Cindy Lin is an ethnographer and information science assistant professor at the College of Information Sciences and Technology at Pennsylvania State University. Her first single-authored book project explores statecraft and computing practices in the environmental and mapping sciences in Indonesia and the professional identities and government institutions that emerged from these efforts.
Anne Pasek is an Assistant Professor and Canada Research Chair in Media, Culture, and the Environment at Trent University, cross-appointed between Cultural Studies and the School of the Environment. Her research explores the cultural politics of climate change, with a particular emphasis on the social and technical means through which carbon is enumerated and mobilized within the tech sector, academia, and the arts. She is also the director of the Low-Carbon Research Methods Group, a network of scholars examining the social impacts of decarbonizing academic work, and the Experimental Methods & Media Lab, a hub for critical making at Trent.
Jordan B. Kinder

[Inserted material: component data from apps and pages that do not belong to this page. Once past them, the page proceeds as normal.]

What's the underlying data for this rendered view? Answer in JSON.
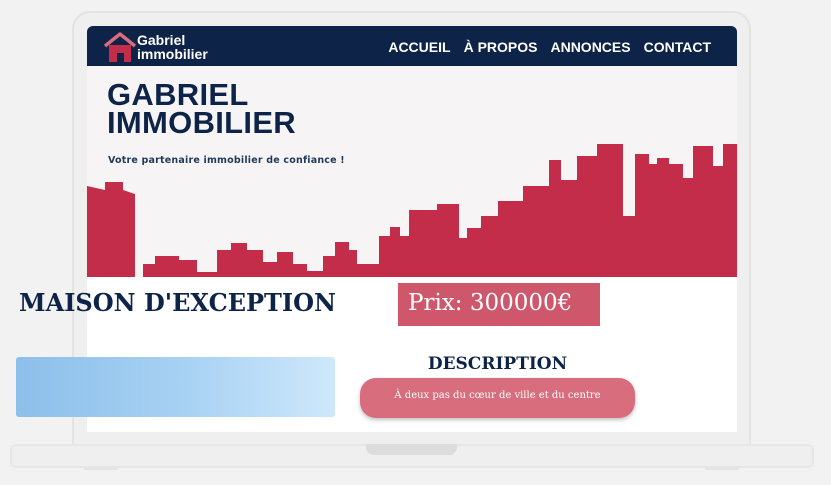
{
  "nav": {
    "logo_line1": "Gabriel",
    "logo_line2": "immobilier",
    "links": [
      "ACCUEIL",
      "À PROPOS",
      "ANNONCES",
      "CONTACT"
    ]
  },
  "hero": {
    "title_line1": "GABRIEL",
    "title_line2": "IMMOBILIER",
    "subtitle": "Votre partenaire immobilier de confiance !"
  },
  "listing": {
    "title": "MAISON D'EXCEPTION",
    "price": "Prix: 300000€",
    "description_heading": "DESCRIPTION",
    "description_text": "À deux pas du cœur de ville et du centre"
  },
  "colors": {
    "navy": "#0d2347",
    "crimson": "#c42d4a",
    "price_bg": "#cf576c",
    "desc_bg": "#d86d7d"
  }
}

Jordan B. Kinder is a scholar of media studies and the energy and environmental humanities from a resource town in what is now called northern British Columbia, Canada. He is a citizen of the Métis Nation of Alberta, and is currently an assistant professor in the Department of Communication Studies at Wilfrid Laurier University. For the 2023-2024 academic year, he is also a research associate with the Mahindra Humanities Center at Harvard University. Jordan’s first sole-authored book, Petroturfing: Refining Canadian Oil through Social Media, will be out with the University of Minnesota Press in Spring 2024.

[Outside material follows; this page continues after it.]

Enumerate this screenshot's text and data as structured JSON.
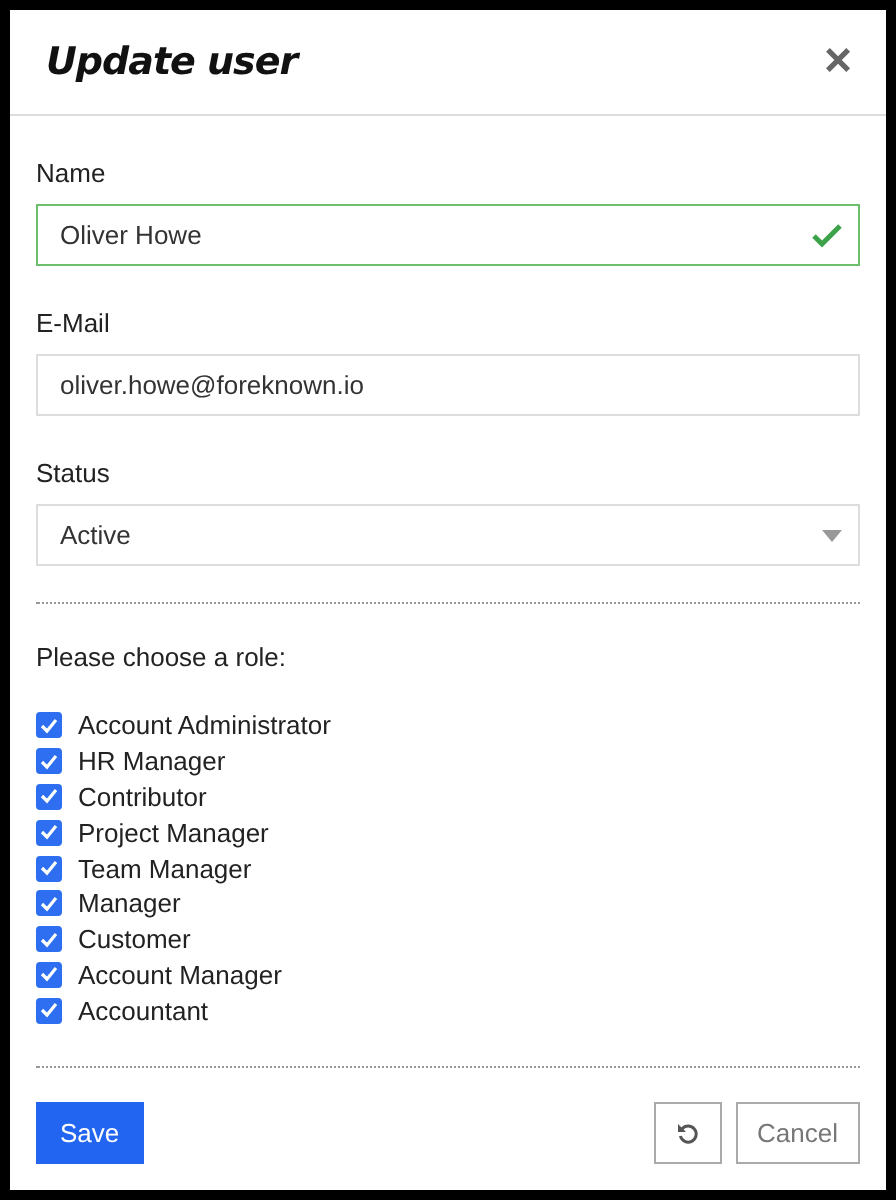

Tamara Kneese is a Senior Researcher and Project Director of Data & Society’s Algorithmic Impact Methods Lab. Before joining D&S, she was Lead Researcher at Green Software Foundation, Director of Developer Engagement on the Green Software team at Intel, and Assistant Professor of Media Studies and Director of Gender and Sexualities Studies at the University of San Francisco. Tamara holds a PhD in Media, Culture and Communication from NYU and is author of Death Glitch: How Techno-Solutionism Fails Us in This Life and Beyond.